WHAT IS BEING ASKED >>
Below are the records; collect from them each line containing the string "heading".

Start of Block

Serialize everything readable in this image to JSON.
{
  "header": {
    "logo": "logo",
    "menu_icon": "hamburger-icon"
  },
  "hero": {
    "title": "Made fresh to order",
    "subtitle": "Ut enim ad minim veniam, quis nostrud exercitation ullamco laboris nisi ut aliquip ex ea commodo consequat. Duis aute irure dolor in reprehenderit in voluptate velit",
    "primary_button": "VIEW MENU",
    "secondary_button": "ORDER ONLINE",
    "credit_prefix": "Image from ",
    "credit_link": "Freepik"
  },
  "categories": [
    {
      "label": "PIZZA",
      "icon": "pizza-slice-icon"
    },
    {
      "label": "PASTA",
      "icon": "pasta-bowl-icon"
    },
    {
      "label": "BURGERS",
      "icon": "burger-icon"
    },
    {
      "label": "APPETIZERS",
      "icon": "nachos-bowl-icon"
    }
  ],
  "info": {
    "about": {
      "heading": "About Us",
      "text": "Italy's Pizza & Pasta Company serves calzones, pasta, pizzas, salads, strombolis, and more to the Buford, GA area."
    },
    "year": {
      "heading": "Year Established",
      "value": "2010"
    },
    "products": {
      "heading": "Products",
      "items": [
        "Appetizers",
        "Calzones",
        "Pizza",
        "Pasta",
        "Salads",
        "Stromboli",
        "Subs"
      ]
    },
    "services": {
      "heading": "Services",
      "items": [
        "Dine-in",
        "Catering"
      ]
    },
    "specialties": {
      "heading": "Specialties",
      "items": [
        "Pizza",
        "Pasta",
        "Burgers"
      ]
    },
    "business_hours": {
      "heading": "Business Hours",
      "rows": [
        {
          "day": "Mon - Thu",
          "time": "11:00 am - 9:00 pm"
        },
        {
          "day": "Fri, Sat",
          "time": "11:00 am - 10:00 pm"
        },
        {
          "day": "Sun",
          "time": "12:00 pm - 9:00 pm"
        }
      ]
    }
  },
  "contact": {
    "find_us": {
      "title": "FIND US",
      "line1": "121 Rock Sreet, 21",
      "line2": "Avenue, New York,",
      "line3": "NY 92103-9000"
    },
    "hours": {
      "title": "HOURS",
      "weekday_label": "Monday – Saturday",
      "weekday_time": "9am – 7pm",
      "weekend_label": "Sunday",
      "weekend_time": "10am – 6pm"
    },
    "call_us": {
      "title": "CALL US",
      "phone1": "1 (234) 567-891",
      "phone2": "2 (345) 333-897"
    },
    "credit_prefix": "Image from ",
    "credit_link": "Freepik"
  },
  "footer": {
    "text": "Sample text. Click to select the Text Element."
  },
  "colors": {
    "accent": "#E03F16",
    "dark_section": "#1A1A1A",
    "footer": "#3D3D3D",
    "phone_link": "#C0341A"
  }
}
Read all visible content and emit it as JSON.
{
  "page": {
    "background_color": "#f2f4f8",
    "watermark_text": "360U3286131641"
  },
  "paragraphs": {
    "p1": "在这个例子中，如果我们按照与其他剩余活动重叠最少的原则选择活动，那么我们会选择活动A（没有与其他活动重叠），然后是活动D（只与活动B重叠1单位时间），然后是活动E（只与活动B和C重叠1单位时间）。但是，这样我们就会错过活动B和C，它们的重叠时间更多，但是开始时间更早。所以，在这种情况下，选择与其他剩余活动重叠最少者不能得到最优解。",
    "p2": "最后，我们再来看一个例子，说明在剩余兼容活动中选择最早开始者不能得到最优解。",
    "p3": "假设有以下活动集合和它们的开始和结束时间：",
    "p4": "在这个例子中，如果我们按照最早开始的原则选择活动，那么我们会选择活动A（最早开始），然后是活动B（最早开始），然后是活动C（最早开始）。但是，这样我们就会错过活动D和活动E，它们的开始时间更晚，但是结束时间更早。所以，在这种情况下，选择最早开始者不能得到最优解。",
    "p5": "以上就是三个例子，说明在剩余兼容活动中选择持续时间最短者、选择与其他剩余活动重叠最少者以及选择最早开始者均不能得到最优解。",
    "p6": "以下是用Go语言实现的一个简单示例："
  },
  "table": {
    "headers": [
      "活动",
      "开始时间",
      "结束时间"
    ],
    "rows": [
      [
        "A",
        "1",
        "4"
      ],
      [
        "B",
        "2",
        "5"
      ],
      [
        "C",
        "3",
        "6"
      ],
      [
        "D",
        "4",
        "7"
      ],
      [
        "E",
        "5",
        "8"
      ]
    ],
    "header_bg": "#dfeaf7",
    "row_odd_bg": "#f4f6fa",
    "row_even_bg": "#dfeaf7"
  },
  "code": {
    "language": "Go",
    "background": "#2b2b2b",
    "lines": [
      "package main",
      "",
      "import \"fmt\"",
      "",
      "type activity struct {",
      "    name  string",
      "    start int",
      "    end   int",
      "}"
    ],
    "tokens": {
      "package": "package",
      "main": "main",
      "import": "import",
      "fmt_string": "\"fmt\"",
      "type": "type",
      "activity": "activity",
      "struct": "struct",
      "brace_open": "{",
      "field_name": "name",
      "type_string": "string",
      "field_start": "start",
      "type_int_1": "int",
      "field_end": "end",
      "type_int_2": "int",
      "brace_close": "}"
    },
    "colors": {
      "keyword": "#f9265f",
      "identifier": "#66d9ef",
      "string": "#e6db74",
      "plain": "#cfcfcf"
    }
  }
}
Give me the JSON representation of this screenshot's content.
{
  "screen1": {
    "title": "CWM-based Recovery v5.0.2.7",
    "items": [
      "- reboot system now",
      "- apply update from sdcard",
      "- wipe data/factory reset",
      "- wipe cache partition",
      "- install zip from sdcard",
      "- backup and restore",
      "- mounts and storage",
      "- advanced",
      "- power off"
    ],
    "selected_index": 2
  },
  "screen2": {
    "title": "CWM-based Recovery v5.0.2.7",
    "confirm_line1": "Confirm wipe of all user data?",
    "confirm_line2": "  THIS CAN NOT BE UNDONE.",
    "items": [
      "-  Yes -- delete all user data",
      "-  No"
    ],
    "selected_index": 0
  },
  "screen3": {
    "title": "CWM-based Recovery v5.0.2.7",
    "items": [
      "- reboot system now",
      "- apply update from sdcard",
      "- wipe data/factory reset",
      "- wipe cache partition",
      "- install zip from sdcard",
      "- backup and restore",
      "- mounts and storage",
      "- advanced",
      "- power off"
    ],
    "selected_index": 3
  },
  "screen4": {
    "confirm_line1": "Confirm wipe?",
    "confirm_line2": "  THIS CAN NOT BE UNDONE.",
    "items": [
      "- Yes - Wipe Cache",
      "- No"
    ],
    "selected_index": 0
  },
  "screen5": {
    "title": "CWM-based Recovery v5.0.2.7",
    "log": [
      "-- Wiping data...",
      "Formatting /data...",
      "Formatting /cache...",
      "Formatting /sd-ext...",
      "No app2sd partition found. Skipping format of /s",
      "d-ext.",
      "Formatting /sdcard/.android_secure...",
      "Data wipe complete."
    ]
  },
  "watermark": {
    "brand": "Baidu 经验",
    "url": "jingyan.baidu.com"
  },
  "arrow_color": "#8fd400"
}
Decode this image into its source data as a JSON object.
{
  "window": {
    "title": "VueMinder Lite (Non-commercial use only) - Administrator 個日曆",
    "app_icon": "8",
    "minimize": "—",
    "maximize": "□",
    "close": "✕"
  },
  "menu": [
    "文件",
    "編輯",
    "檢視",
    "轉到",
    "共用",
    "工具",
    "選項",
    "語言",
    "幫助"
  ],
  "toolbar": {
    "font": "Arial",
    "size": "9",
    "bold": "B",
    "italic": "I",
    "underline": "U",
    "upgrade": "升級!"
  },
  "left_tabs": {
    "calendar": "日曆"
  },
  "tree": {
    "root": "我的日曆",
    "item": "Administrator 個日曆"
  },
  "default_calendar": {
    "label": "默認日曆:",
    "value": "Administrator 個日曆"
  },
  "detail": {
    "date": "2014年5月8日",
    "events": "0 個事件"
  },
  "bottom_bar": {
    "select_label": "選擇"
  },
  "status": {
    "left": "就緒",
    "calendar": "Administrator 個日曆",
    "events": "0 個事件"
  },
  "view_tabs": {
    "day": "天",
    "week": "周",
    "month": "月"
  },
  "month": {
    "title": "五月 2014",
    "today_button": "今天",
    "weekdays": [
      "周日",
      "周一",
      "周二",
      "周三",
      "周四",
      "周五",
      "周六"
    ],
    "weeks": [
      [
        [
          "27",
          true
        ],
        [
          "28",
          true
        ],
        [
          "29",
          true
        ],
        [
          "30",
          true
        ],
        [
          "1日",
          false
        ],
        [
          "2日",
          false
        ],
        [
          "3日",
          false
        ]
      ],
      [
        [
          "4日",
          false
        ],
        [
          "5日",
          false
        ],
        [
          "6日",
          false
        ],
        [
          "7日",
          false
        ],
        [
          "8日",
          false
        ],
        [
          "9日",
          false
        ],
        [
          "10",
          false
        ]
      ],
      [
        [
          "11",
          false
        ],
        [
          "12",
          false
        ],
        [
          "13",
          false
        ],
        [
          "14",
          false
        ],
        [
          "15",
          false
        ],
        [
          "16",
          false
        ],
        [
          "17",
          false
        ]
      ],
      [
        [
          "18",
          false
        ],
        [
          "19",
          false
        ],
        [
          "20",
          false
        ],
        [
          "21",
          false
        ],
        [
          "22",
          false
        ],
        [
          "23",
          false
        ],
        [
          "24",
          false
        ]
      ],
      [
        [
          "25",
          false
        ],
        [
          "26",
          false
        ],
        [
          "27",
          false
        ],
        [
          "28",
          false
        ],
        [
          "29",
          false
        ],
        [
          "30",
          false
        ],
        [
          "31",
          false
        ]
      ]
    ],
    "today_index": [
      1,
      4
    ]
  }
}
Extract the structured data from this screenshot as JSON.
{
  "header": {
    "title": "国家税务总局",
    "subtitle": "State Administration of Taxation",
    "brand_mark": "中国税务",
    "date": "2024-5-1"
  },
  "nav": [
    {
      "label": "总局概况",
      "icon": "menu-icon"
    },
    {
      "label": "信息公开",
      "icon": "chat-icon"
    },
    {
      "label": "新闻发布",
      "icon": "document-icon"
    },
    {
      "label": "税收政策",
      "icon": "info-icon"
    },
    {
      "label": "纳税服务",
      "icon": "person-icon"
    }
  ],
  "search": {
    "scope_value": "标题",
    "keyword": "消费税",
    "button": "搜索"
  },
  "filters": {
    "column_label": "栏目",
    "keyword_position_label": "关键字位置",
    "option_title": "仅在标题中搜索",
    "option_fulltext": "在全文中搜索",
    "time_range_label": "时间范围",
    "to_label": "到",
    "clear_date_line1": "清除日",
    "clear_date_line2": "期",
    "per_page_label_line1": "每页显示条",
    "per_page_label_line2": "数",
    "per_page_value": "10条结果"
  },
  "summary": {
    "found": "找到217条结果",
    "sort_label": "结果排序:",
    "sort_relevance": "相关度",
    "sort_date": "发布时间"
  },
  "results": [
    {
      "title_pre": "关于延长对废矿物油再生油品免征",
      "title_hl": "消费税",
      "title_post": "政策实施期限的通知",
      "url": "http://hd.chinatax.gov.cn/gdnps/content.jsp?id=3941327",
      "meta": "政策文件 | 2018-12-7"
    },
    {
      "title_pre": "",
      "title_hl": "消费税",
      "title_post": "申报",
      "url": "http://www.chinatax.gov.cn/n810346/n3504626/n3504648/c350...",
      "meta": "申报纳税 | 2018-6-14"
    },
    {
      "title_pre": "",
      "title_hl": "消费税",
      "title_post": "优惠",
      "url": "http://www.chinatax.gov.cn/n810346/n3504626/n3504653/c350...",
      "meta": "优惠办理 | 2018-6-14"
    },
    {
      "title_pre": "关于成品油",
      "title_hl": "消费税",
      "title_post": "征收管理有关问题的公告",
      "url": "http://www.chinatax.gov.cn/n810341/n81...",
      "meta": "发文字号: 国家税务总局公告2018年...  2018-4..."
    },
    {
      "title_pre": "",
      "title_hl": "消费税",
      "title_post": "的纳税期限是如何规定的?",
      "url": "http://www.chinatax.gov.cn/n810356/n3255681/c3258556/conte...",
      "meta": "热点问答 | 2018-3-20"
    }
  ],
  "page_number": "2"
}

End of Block

THE COMPLETED TASK >>
      "heading": "About Us",
      "heading": "Year Established",
      "heading": "Products",
      "heading": "Services",
      "heading": "Specialties",
      "heading": "Business Hours",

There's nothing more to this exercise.